“There is a tremendous amount of police overtime that’s going into monitoring the clubs, and that’s not fair to the greater community,” Lt. Hayes says. “Resources are being tied up in a place where there is violence, drugs, and other problems going on.”

The department’s letter to Studio Seven’s owners contains a list of 14 different incidents officers responded to at or near Studio Seven over the last 10 months.

In one incident in February, a 22-year-old man lured a 16-year-old girl out of the club and into a vehicle, where he choked and raped her. Officers later arrested the 22-year-old man.

Later that month, a group of three men beat another man with a shotgun and then robbed him as he walked toward Studio Seven.

Police have also been called to the club three other times to take assault reports from club patrons. In one of those incidents, officers arrested three men at the club after they attacked a patron and several members of Studio Seven’s security staff in an out-of-control mosh pit.

In addition to the violence, police have also found ongoing problems with drugs and alcohol at the club.

In December, two teenage girls were hospitalized after attending events at Studio Seven. In one incident, a 14-year-old girl overdosed on hallucinogens while at Studio Seven. A week later, a 16-year-old girl was hospitalized for alcohol poisoning following a private party at the club.

Officers have also seized dozens of ecstasy pills from drug dealers at the club, and Studio Seven’s staff are apparently aware of problems with drug dealing inside the nightclub. They have even gone so far as to work with their own informant inside the club, to tip them off to drug dealing. Still, problems have remained.

Just last Friday, May 11, officers found 25 bags of marijuana, pills, white powder, ecstasy, and an electronic scale on a man who ran from police outside Studio Seven.

According to South Precinct’s Lt. Hayes, SPD has been working with the Studio Seven to try to fix these problems, but ultimately Studio Seven’s security staff don’t appear to have control over what’s happening in the club. “A [Studio Seven] security person told me, you don’t realize how many assaults I’ve stopped and how much I’m keeping things under control,’ Lt. Hayes says. “I told him, ‘if you have violence and drugs and other issues going on around there, and it’s hard for you to control it, there’s something wrong. Individuals feel comfortable enough to be violent and do drugs.

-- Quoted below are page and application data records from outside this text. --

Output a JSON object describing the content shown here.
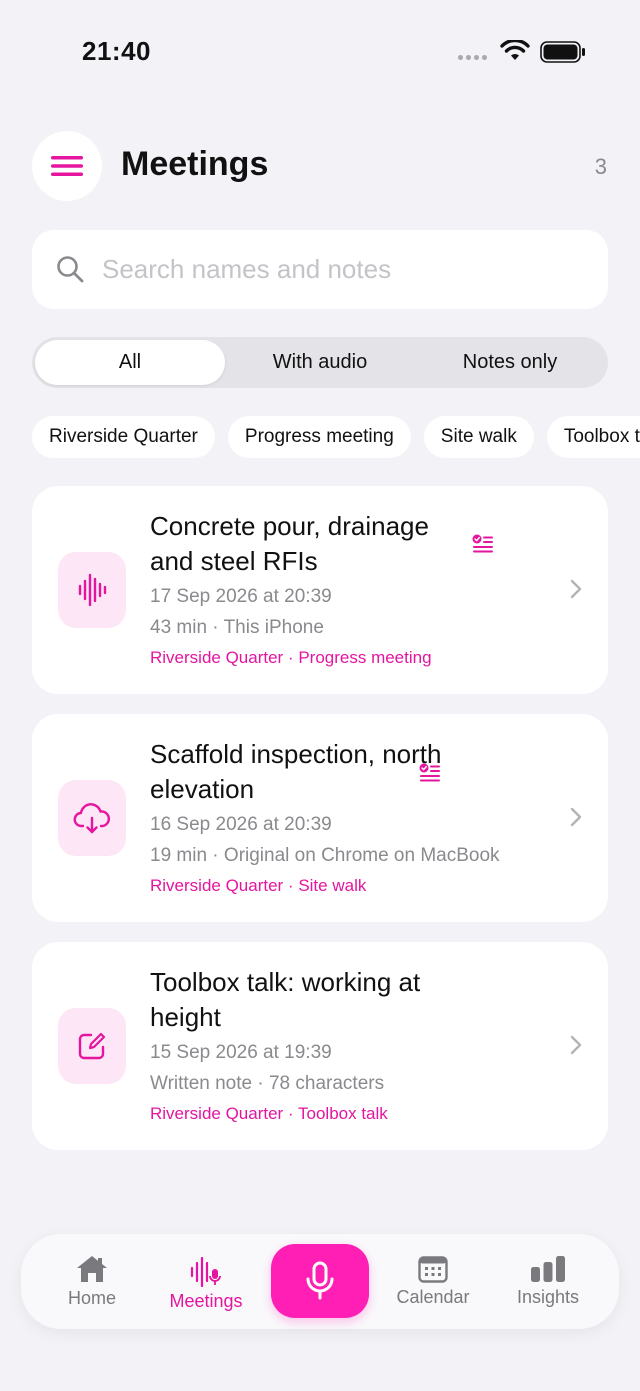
{
  "status_bar": {
    "time": "21:40"
  },
  "header": {
    "title": "Meetings",
    "count": "3"
  },
  "search": {
    "placeholder": "Search names and notes",
    "value": ""
  },
  "segments": [
    "All",
    "With audio",
    "Notes only"
  ],
  "chips": [
    "Riverside Quarter",
    "Progress meeting",
    "Site walk",
    "Toolbox talk"
  ],
  "meetings": [
    {
      "title": "Concrete pour, drainage and steel RFIs",
      "date": "17 Sep 2026 at 20:39",
      "meta": "43 min · This iPhone",
      "tags": "Riverside Quarter · Progress meeting",
      "icon": "waveform-icon",
      "has_summary": true
    },
    {
      "title": "Scaffold inspection, north elevation",
      "date": "16 Sep 2026 at 20:39",
      "meta": "19 min · Original on Chrome on MacBook",
      "tags": "Riverside Quarter · Site walk",
      "icon": "cloud-download-icon",
      "has_summary": true
    },
    {
      "title": "Toolbox talk: working at height",
      "date": "15 Sep 2026 at 19:39",
      "meta": "Written note · 78 characters",
      "tags": "Riverside Quarter · Toolbox talk",
      "icon": "note-edit-icon",
      "has_summary": false
    }
  ],
  "tab_bar": {
    "home": "Home",
    "meetings": "Meetings",
    "calendar": "Calendar",
    "insights": "Insights"
  },
  "colors": {
    "accent": "#E5159F",
    "record": "#FF1FB4",
    "icon_bg": "#FDE6F6",
    "background": "#F2F2F7"
  }
}
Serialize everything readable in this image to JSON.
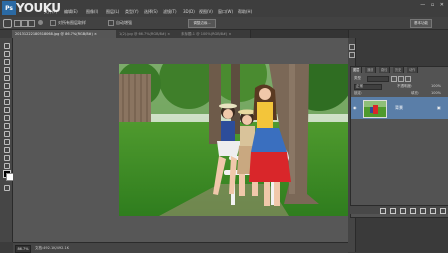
{
  "watermark": "YOUKU",
  "menu": [
    "文件(F)",
    "编辑(E)",
    "图像(I)",
    "图层(L)",
    "类型(Y)",
    "选择(S)",
    "滤镜(T)",
    "3D(D)",
    "视图(V)",
    "窗口(W)",
    "帮助(H)"
  ],
  "options": {
    "sample_all": "对所有图层取样",
    "auto_enhance": "自动增强",
    "refine_edge": "调整边缘...",
    "workspace": "基本功能"
  },
  "tabs": [
    {
      "label": "20131222180518068.jpg @ 86.7%(RGB/8#) ×",
      "active": true
    },
    {
      "label": "1(2).jpg @ 66.7%(RGB/8#) ×",
      "active": false
    },
    {
      "label": "未标题-1 @ 100%(RGB/8#) ×",
      "active": false
    }
  ],
  "panels": {
    "tabs": [
      "图层",
      "通道",
      "路径",
      "历史",
      "动作"
    ],
    "kind_label": "类型",
    "blend_mode": "正常",
    "opacity_label": "不透明度:",
    "opacity_value": "100%",
    "lock_label": "锁定:",
    "fill_label": "填充:",
    "fill_value": "100%",
    "layer_name": "背景"
  },
  "status": {
    "zoom": "86.7%",
    "doc": "文档:492.1K/492.1K"
  },
  "colors": {
    "accent": "#5a7ea8",
    "foreground": "#000000",
    "background": "#ffffff"
  }
}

That’s not the way it’s supposed to be.”

The department is now asking the club’s owners to, among other things, better train security staff, install surveillance cameras, and keep detailed records of problems at the club.

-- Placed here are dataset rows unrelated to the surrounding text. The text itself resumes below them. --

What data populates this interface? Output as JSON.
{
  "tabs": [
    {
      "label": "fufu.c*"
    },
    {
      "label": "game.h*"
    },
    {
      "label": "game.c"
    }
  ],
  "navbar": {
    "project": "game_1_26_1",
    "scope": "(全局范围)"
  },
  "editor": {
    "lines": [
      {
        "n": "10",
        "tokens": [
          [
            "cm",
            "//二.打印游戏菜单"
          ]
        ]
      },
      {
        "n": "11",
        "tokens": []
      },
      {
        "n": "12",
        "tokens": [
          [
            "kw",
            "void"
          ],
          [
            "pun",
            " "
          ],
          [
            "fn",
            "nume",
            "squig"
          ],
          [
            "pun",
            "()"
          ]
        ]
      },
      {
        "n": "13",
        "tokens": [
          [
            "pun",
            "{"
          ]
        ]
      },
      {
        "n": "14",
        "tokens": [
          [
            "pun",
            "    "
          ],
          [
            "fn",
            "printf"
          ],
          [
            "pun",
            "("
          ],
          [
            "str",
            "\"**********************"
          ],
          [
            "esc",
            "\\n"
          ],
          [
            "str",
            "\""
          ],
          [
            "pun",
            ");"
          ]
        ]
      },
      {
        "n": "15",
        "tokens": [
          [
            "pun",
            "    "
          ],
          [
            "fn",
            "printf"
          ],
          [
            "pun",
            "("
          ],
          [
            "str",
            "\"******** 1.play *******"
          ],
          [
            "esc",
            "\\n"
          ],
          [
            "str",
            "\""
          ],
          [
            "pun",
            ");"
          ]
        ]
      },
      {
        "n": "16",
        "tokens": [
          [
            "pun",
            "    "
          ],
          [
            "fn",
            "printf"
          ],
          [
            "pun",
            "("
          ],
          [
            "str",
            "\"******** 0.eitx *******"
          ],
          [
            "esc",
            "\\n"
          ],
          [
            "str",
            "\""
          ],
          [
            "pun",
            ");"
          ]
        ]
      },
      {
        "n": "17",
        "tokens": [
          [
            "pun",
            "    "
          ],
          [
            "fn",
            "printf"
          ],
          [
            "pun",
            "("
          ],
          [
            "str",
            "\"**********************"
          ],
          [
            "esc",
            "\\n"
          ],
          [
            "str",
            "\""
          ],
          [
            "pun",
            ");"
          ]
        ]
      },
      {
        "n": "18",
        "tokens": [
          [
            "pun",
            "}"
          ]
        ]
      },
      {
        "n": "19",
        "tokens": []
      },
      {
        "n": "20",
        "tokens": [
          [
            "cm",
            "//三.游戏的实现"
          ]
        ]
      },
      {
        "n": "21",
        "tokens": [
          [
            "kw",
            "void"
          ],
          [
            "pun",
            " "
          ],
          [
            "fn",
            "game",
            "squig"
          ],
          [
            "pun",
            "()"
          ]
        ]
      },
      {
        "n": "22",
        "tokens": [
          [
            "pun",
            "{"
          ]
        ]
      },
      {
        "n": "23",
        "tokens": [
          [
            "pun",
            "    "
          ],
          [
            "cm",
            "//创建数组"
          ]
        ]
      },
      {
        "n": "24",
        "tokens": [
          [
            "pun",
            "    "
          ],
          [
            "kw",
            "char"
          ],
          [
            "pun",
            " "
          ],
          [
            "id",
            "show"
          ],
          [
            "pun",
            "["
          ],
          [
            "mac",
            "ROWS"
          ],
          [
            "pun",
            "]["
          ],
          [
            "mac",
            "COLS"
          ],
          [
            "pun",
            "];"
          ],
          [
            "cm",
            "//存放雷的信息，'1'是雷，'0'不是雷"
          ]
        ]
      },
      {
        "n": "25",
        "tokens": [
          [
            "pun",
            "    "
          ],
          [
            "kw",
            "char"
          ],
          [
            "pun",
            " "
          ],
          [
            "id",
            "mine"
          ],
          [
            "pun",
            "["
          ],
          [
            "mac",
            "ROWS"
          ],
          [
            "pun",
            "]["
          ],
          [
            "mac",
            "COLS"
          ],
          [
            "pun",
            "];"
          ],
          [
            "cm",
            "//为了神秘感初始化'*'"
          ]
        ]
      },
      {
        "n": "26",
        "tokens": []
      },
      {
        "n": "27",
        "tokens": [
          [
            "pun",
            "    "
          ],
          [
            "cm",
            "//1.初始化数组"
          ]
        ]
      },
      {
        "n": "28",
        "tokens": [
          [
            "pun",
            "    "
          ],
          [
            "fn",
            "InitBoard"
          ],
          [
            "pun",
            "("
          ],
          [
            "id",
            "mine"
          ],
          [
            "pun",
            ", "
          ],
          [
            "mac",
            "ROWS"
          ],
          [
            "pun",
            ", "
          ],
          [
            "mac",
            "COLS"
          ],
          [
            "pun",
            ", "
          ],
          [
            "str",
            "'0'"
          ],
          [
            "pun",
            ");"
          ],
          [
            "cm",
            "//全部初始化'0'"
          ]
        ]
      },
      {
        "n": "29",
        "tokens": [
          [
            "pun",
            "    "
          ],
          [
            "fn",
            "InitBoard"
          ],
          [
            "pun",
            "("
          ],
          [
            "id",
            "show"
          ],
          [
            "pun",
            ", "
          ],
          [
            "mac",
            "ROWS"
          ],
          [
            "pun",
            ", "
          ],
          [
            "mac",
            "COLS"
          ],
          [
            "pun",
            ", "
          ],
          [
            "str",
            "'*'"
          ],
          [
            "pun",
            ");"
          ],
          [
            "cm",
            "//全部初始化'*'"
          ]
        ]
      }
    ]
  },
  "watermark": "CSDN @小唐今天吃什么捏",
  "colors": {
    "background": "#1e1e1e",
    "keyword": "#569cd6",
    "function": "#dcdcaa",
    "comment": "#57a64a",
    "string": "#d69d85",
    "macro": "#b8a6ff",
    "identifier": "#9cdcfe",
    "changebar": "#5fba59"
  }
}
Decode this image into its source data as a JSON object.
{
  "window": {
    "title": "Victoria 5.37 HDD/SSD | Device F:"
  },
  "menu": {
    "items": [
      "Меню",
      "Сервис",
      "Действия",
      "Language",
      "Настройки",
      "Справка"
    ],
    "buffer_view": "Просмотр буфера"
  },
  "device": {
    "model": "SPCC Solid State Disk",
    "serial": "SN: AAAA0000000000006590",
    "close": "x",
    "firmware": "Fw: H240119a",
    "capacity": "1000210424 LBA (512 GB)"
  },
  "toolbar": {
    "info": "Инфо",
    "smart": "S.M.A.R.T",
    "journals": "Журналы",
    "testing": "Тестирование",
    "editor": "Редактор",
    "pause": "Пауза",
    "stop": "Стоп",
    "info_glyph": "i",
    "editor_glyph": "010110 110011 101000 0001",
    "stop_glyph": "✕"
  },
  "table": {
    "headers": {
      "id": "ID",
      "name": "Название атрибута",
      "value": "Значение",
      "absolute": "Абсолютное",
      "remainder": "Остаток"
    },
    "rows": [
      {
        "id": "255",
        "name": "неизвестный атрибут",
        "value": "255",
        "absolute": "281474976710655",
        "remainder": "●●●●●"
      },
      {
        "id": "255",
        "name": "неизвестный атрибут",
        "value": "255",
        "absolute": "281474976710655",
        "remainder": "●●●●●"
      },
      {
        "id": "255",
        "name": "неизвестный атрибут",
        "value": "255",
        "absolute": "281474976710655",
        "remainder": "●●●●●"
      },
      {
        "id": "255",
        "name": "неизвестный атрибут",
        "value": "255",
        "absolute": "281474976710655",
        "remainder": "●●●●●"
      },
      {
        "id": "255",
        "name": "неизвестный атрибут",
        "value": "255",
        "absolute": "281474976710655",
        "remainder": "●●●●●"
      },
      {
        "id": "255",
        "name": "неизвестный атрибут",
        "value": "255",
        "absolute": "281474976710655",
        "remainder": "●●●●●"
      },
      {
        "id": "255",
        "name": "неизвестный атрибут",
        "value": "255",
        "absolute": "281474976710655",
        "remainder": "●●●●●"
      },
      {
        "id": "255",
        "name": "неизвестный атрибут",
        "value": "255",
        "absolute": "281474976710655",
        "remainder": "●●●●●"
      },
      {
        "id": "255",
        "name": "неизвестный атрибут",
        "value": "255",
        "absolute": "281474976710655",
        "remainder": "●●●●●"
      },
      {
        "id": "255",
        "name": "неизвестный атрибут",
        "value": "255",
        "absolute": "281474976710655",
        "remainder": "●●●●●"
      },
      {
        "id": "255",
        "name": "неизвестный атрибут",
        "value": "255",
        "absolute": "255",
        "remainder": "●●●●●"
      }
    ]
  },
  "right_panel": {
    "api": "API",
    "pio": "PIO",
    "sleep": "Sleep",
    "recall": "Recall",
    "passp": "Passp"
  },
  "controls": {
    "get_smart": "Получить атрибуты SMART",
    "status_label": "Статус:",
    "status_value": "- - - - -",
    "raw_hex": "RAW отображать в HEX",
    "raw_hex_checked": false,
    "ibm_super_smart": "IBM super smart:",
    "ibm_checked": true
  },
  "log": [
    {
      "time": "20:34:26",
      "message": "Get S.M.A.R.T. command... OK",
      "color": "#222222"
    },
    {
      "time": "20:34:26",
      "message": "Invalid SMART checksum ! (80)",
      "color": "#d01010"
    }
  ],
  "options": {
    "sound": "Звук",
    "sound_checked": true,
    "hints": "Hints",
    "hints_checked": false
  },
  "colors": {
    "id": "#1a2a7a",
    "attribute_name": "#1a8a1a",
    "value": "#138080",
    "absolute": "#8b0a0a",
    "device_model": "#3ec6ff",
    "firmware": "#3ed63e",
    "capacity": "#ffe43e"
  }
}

“They acknowledge they have problems,” Lt. Hayes says, “but I think they unless their hand was forced, I don’t think they were aggressive enough in gaining control over what they needed to do. Our number one priority is safety for the community and safety for our officers.”

Click here to view a copy of the chronic nuisance letter sent to Studio Seven this week, and please visit the Seattle Office of Film and Music’s website for more information on the Seattle Police Department’s nightlife security training program.